    • One correction beyond anything else, while The Invisible Man book is in the public domain, his film rights aren't. You can make an invisible man or a parody of the invisible man, but Universal has full rights to sue you if you just make a movie that explicitly says he's Griffin, the Invisible Man. This is a reason why the first The League of Extraordinary Gentlemen film had a thief steal the formula instead of using Griffin while the original comic can use him legally clear and dandy.
      • Nope. The non-Universal Hotel Transylvania blatantly identified the Invisible Man as Griffin without any sort of legal repercussion, so even the Invisible Man is outside Universal's reach.

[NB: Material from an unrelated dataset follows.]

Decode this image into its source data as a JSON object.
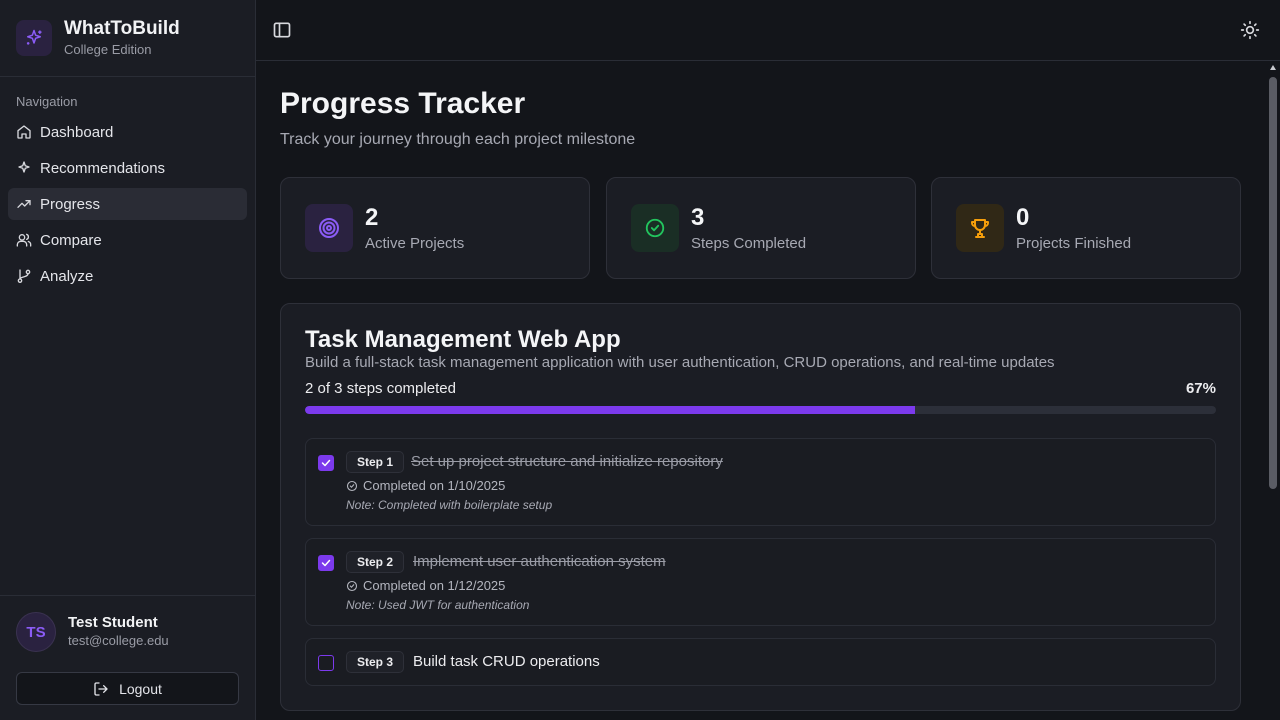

      • Universal claims that, but The Invisible Man is one of those properties caught up in disputes like this. Especially under the argument if the book itself is public domain than the movie rights may become more questioned. Universal can say what it wants, how many lawsuits would actually follow remain seen, and how much other companies want to respect/deny that also remain to be seen. The Invisible Man isn't the only of Wells' books in similar battles.
      • Actually, what happened is that The Invisible Man, while in the public domain in the United States, did not fall into the public domain in the European Union until 2016. Since The League of Extraordinary Gentlemen wanted to be shown in European markets, they had to work around that. It's a moot point now, though, as the EU copyright on all of H.G. Wells's works has expired.

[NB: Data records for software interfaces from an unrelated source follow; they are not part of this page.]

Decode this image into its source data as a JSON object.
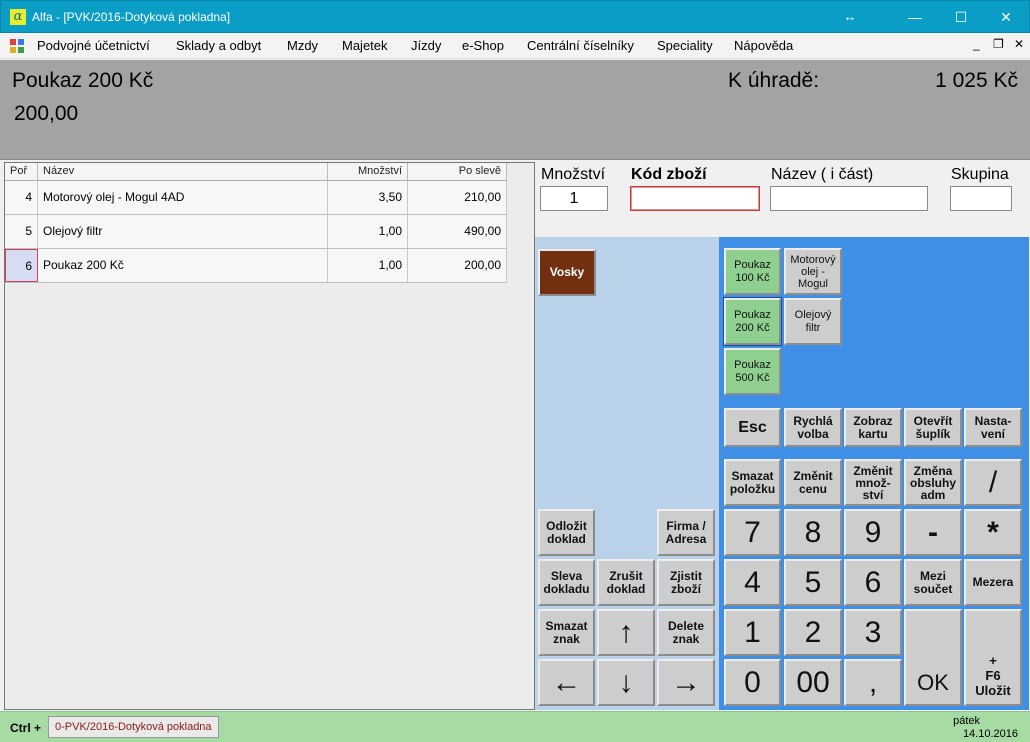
{
  "window": {
    "app_icon": "α",
    "title": "Alfa - [PVK/2016-Dotyková pokladna]",
    "resize_icon": "↔",
    "minimize": "—",
    "maximize": "☐",
    "close": "✕"
  },
  "menu": {
    "items": [
      "Podvojné účetnictví",
      "Sklady a odbyt",
      "Mzdy",
      "Majetek",
      "Jízdy",
      "e-Shop",
      "Centrální číselníky",
      "Speciality",
      "Nápověda"
    ],
    "mdi_minimize": "_",
    "mdi_restore": "❐",
    "mdi_close": "✕"
  },
  "header": {
    "item_name": "Poukaz 200 Kč",
    "item_price": "200,00",
    "due_label": "K úhradě:",
    "due_total": "1 025 Kč"
  },
  "table": {
    "columns": [
      "Poř",
      "Název",
      "Množství",
      "Po slevě"
    ],
    "rows": [
      {
        "no": "4",
        "name": "Motorový olej - Mogul 4AD",
        "qty": "3,50",
        "price": "210,00"
      },
      {
        "no": "5",
        "name": "Olejový filtr",
        "qty": "1,00",
        "price": "490,00"
      },
      {
        "no": "6",
        "name": "Poukaz 200 Kč",
        "qty": "1,00",
        "price": "200,00"
      }
    ]
  },
  "fields": {
    "qty_label": "Množství",
    "qty_value": "1",
    "code_label": "Kód zboží",
    "code_value": "",
    "name_label": "Název ( i část)",
    "name_value": "",
    "group_label": "Skupina",
    "group_value": ""
  },
  "groups": {
    "vosky": "Vosky"
  },
  "products": {
    "poukaz100": "Poukaz\n100 Kč",
    "motor_olej": "Motorový\nolej -\nMogul",
    "poukaz200": "Poukaz\n200 Kč",
    "olejovy_filtr": "Olejový\nfiltr",
    "poukaz500": "Poukaz\n500 Kč"
  },
  "nav": {
    "odlozit": "Odložit\ndoklad",
    "firma": "Firma /\nAdresa",
    "sleva": "Sleva\ndokladu",
    "zrusit": "Zrušit\ndoklad",
    "zjistit": "Zjistit\nzboží",
    "smazat_znak": "Smazat\nznak",
    "up": "↑",
    "delete_znak": "Delete\nznak",
    "left": "←",
    "down": "↓",
    "right": "→"
  },
  "keypad": {
    "esc": "Esc",
    "rychla": "Rychlá\nvolba",
    "zobraz": "Zobraz\nkartu",
    "otevrit": "Otevřít\nšuplík",
    "nastaveni": "Nasta-\nvení",
    "smazat_polozku": "Smazat\npoložku",
    "zmenit_cenu": "Změnit\ncenu",
    "zmenit_mnozstvi": "Změnit\nmnož-\nství",
    "zmena_obsluhy": "Změna\nobsluhy\nadm",
    "slash": "/",
    "k7": "7",
    "k8": "8",
    "k9": "9",
    "minus": "-",
    "star": "*",
    "k4": "4",
    "k5": "5",
    "k6": "6",
    "mezisoucet": "Mezi\nsoučet",
    "mezera": "Mezera",
    "k1": "1",
    "k2": "2",
    "k3": "3",
    "ok": "OK",
    "ulozit": "+\nF6\nUložit",
    "k0": "0",
    "k00": "00",
    "comma": ","
  },
  "status": {
    "ctrl": "Ctrl +",
    "doc_tab": "0-PVK/2016-Dotyková pokladna",
    "day": "pátek",
    "date": "14.10.2016"
  }
}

    • Gill Man himself is a tough case to make on its own. He's the Trope Codifier for fish people that many now use as a template, even though Universal's movie didn't exactly invent fish-like humanoids anymore than they made up mummies rising from the dead or werewolves.

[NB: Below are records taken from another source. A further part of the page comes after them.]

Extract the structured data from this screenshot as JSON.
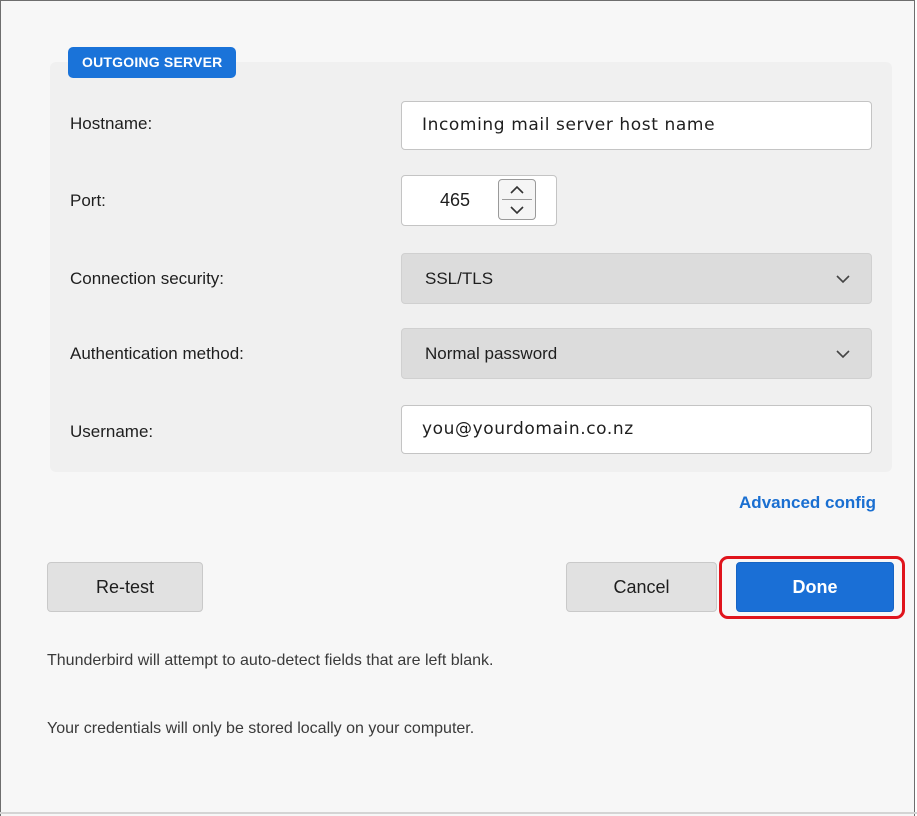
{
  "section": {
    "badge": "OUTGOING SERVER"
  },
  "fields": {
    "hostname": {
      "label": "Hostname:",
      "value": "Incoming mail server host name"
    },
    "port": {
      "label": "Port:",
      "value": "465"
    },
    "connection_security": {
      "label": "Connection security:",
      "value": "SSL/TLS"
    },
    "authentication_method": {
      "label": "Authentication method:",
      "value": "Normal password"
    },
    "username": {
      "label": "Username:",
      "value": "you@yourdomain.co.nz"
    }
  },
  "links": {
    "advanced_config": "Advanced config"
  },
  "buttons": {
    "retest": "Re-test",
    "cancel": "Cancel",
    "done": "Done"
  },
  "notes": {
    "auto_detect": "Thunderbird will attempt to auto-detect fields that are left blank.",
    "credentials": "Your credentials will only be stored locally on your computer."
  },
  "icons": {
    "chevron": "chevron-down-icon",
    "stepper_up": "chevron-up-icon",
    "stepper_down": "chevron-down-icon"
  },
  "colors": {
    "accent": "#1a6fd6",
    "badge": "#1a73d9",
    "highlight": "#e0141c"
  }
}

    • Now on to the larger point, where if this needs to be said a thousand times let's say it here and front. While super hero fans and horror fans may have share a love of crossovers, a lot who are more to one side probably don't want the same type of movies as the other. The MCU was an experiment that paid off and naturally is producing Follow the Leader results, however let's not mince words here, I don't think many of fans of the Universal Monsters in general want a universe done up like the MCU is, we want new movies with characters we like and enjoy the promise if they keep going they are going to fight. If they overthink it too much, I dare say a lot of the older fans and genre fans are going to check out faster.
    • If Universal wants this franchise to continue I think they need to make it more clear who is this for? Because you really can't please most of the horror crowd making another MCU with monsters and you can't please the more modern action crowd playing it like the genre usually does. (Just look at a few examples that are commonplace in modern horror that are being reacted to negatively on the Mummy page) You would think Universal of all studios would know this. Hopefully the push back for Bride will help them figure out which is the audience they really want.